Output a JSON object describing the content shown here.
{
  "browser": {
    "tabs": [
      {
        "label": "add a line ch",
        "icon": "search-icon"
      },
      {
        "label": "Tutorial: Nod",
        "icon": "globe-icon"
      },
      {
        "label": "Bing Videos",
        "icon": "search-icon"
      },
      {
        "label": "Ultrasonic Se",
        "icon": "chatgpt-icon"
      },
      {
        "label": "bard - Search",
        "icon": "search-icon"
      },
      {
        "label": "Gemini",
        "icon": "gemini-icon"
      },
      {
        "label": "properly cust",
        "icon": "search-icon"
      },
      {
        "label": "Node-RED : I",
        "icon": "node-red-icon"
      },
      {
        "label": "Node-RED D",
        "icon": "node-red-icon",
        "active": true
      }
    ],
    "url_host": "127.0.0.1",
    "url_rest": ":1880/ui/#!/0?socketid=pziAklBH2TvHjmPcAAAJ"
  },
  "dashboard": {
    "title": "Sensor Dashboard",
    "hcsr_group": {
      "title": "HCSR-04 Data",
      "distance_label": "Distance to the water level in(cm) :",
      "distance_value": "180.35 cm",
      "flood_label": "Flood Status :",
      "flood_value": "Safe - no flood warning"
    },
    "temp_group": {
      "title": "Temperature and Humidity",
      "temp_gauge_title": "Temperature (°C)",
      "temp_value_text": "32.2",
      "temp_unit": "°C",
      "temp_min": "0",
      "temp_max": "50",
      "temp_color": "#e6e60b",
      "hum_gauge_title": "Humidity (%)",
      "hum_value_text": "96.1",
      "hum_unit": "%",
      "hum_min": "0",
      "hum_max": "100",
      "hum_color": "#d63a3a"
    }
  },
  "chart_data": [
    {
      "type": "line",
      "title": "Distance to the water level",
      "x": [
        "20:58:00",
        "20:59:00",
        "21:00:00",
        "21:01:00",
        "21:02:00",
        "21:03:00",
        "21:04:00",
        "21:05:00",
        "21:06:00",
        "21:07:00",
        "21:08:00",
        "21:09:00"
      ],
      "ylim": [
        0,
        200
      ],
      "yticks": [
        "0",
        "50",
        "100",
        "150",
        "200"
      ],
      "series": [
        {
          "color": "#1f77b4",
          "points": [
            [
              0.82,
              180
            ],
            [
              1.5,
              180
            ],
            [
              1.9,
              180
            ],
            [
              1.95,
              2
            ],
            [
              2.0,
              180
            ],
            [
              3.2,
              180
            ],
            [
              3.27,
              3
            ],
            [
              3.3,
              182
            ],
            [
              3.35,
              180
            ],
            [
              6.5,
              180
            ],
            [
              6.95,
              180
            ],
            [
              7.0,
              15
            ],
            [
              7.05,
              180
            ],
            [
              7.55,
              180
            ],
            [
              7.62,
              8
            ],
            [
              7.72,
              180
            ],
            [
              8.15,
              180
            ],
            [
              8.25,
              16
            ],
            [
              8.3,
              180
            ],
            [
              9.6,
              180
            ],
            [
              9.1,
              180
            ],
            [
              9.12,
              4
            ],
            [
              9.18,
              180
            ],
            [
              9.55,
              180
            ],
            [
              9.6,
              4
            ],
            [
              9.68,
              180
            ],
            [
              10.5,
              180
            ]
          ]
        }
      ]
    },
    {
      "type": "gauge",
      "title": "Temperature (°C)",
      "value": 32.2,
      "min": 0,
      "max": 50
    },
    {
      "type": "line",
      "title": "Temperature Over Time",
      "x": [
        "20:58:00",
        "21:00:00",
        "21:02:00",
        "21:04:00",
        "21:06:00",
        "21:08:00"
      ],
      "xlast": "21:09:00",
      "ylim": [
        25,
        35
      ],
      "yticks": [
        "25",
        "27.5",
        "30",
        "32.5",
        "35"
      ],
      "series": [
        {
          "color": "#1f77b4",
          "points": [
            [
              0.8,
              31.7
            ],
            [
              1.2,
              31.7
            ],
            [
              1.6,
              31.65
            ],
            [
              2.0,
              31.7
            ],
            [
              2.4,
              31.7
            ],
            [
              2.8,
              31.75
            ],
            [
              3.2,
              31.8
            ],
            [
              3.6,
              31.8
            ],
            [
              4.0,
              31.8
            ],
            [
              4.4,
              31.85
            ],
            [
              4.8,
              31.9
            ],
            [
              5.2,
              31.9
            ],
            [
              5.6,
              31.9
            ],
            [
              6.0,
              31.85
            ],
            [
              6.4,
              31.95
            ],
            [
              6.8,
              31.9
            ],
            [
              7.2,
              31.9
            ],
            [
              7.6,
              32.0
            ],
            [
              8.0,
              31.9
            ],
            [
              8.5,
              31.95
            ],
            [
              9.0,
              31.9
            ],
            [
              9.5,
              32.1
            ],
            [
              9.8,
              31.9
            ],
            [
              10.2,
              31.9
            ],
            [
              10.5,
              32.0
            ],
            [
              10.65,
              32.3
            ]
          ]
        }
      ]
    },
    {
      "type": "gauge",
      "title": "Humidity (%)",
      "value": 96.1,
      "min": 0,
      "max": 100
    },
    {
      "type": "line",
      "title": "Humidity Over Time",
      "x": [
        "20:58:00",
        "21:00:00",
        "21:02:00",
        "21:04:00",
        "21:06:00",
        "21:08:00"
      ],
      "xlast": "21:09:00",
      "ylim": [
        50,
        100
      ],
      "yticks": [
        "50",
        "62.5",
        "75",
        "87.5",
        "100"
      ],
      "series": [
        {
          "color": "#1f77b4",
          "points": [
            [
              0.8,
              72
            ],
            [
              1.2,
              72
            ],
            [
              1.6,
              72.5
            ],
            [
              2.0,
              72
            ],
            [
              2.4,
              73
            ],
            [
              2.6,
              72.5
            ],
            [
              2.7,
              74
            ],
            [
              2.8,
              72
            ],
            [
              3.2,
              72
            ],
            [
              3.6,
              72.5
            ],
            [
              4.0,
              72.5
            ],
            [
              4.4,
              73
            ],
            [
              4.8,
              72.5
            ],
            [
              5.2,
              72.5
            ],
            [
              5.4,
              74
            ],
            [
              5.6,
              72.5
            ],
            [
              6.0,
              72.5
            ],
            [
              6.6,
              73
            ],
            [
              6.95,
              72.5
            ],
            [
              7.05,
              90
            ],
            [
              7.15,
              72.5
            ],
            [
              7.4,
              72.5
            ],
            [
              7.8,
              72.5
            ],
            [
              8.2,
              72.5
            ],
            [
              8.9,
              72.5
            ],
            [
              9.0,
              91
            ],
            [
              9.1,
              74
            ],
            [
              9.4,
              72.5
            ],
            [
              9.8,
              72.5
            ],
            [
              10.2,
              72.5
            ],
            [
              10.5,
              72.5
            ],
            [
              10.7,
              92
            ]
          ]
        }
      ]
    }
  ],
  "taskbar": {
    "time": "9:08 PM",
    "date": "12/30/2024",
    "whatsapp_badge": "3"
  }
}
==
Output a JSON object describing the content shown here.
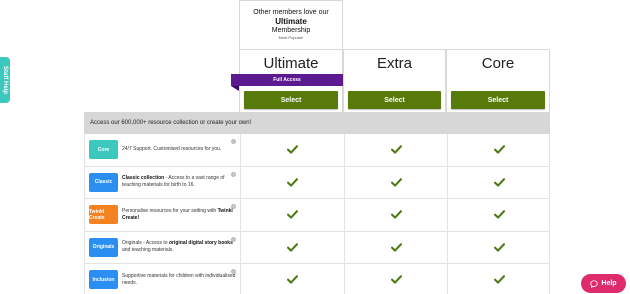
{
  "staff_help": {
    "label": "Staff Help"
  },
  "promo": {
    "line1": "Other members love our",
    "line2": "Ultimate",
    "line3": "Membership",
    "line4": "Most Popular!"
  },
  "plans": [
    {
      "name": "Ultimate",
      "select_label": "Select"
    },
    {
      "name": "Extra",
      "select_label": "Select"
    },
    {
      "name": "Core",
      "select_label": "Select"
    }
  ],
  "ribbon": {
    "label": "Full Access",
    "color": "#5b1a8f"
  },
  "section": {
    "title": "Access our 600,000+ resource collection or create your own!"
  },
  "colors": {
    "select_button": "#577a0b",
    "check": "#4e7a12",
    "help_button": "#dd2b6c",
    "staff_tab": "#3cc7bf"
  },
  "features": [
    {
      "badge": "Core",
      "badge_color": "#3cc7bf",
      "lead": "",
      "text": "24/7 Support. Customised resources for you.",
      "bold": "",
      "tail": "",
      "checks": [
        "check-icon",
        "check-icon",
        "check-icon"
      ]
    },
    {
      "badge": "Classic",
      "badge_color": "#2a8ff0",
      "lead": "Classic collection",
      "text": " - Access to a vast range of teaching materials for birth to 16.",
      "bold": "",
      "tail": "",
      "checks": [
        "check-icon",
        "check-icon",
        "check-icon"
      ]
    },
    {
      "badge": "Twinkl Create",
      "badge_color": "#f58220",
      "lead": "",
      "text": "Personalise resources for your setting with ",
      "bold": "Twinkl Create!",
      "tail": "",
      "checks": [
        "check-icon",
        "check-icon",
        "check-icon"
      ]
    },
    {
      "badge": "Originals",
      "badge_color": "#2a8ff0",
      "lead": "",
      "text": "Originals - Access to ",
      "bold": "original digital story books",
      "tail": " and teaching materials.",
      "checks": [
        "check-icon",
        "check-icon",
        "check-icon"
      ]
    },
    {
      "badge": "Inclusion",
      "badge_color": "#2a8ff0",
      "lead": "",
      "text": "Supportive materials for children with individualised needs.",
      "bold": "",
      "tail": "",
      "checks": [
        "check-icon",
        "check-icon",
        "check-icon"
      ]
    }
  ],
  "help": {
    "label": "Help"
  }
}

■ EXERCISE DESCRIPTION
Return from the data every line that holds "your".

■ SOLVED EXERCISE
    "title": "Access our 600,000+ resource collection or create your own!"
      "text": "Personalise resources for your setting with ",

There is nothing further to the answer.